[erlang-questions] some language changes
Ulf Wiger (TN/EAB)
Wed May 23 16:39:08 CEST 2007
I started playing with the idea of being able to define
modules pretty much the same way as records are handled
in the shell.
plus(A,B) -> A+B.
But a few stumbling blocks made me abort the effort
(that, and my bus ride ended, and I had to hop onto
my bike - I've yet to learn how to program while
riding a mountain bike).
One problem is that epp is not willing to take
just a stream of bytes (this has been discussed
before on this list), but desperately wants to
read a regular file.
Another problem is that the shell is decidedly
line-oriented, so it doesn't look like I sketched
above, but rather:
And you cannot move the cursor up a line, making it
cumbersome to edit the code in this mode.
It may still be worth it, though.
> -----Original Message-----
> From: erlang-questions-bounces@REDACTED
> [mailto:erlang-questions-bounces@REDACTED] On Behalf Of Mike Berrow
> Sent: den 23 maj 2007 16:21
> To: Erlang (E-mail)
> Subject: Re: [erlang-questions] some language changes
> ok wrote:
> > On 21 May 2007, at 8:10 pm, Joe Armstrong wrote:
> >> 1. What you type in the shell and what you type in a
> >> should be the same
> > ...
> > This has never been the case in Smalltalk, and nobody seems
> to notice
> > any problem.
> > ...
> I've used Smalltalk and I've been making a living programming
> in Ruby for the last 18 months. Now that you point that out,
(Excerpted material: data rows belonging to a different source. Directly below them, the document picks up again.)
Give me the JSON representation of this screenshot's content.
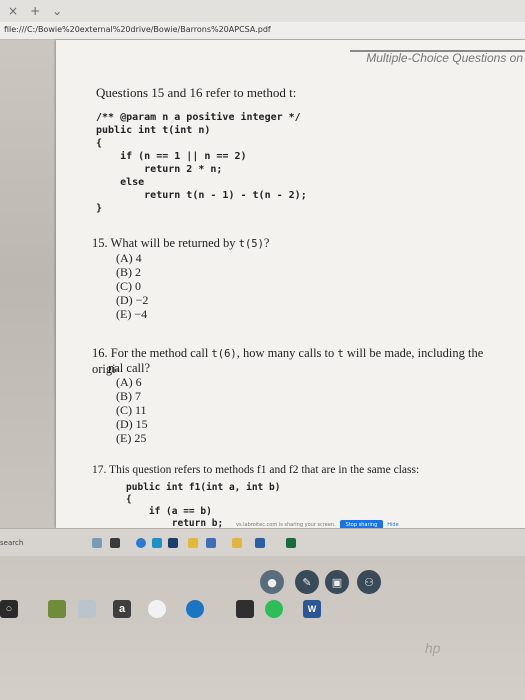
{
  "browser": {
    "tab_close": "×",
    "tab_new": "+",
    "tab_menu": "⌄",
    "url": "file:///C:/Bowie%20external%20drive/Bowie/Barrons%20APCSA.pdf"
  },
  "document": {
    "header": "Multiple-Choice Questions on",
    "heading": "Questions 15 and 16 refer to method t:",
    "code_lines": [
      "/** @param n a positive integer */",
      "public int t(int n)",
      "{",
      "    if (n == 1 || n == 2)",
      "        return 2 * n;",
      "    else",
      "        return t(n - 1) - t(n - 2);",
      "}"
    ],
    "q15": {
      "number": "15.",
      "text_before": "What will be returned by ",
      "code": "t(5)",
      "text_after": "?",
      "choices": [
        "(A) 4",
        "(B) 2",
        "(C) 0",
        "(D) −2",
        "(E) −4"
      ]
    },
    "q16": {
      "number": "16.",
      "line1_before": "For the method call ",
      "code1": "t(6)",
      "line1_mid": ", how many calls to ",
      "code2": "t",
      "line1_after": " will be made, including the origi-",
      "line2": "nal call?",
      "choices": [
        "(A) 6",
        "(B) 7",
        "(C) 11",
        "(D) 15",
        "(E) 25"
      ]
    },
    "q17": {
      "number": "17.",
      "text": "This question refers to methods f1 and f2 that are in the same class:",
      "code_lines": [
        "public int f1(int a, int b)",
        "{",
        "    if (a == b)",
        "        return b;"
      ]
    }
  },
  "sharebar": {
    "text": "vs.labroitec.com is sharing your screen.",
    "stop_label": "Stop sharing",
    "hide_label": "Hide"
  },
  "taskbar": {
    "search_label": "search"
  },
  "dock": {
    "amazon_label": "a",
    "word_label": "W"
  },
  "brand": "hp"
}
> it is one of the large advantages that Ruby has over
> Smalltalk w.r.t experimentation / prototyping / learning curve
> > It has never been the case in Prolog.
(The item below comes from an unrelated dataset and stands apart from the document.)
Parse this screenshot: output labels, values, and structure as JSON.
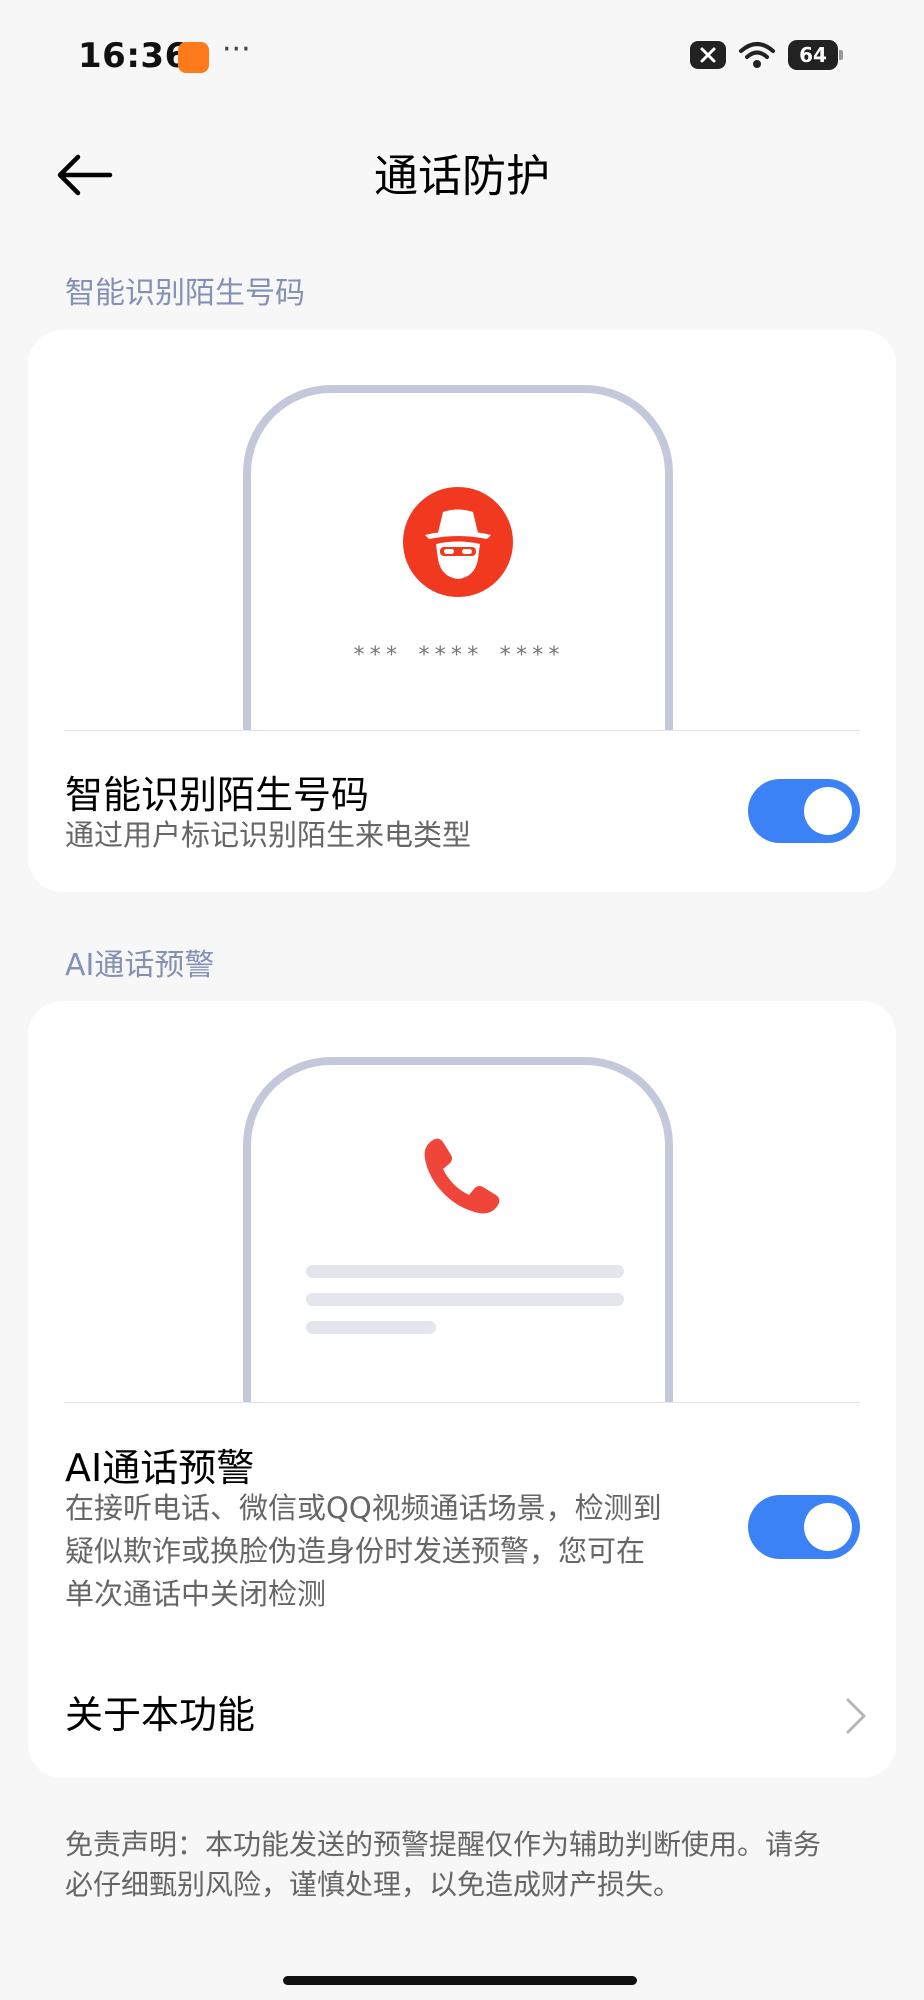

> > ....
> Is Erlang tied to Prolog in this? If not, why does that matter?
> > And that's a really important point. Joe is suggesting that the
> > Erlang shell should be changed to make it easier for beginners to
> > shoot themselves in the foot, instead of learning practices
> that will
> > help to keep them out of trouble. I cannot think that a good idea.
> I've found the transparency between the interactive shell and
> source environments in Ruby to be nothing but a huge boost in
> I've never had this "shooting myself in the foot" effect
> because of it.
> If there is something intrinsically different about the
> Erlang world that makes it dangerous, I would appreciate it
> if you could elaborate.
> Thanks much,
> -- Mike Berrow
> erlang-questions mailing list
More information about the erlang-questions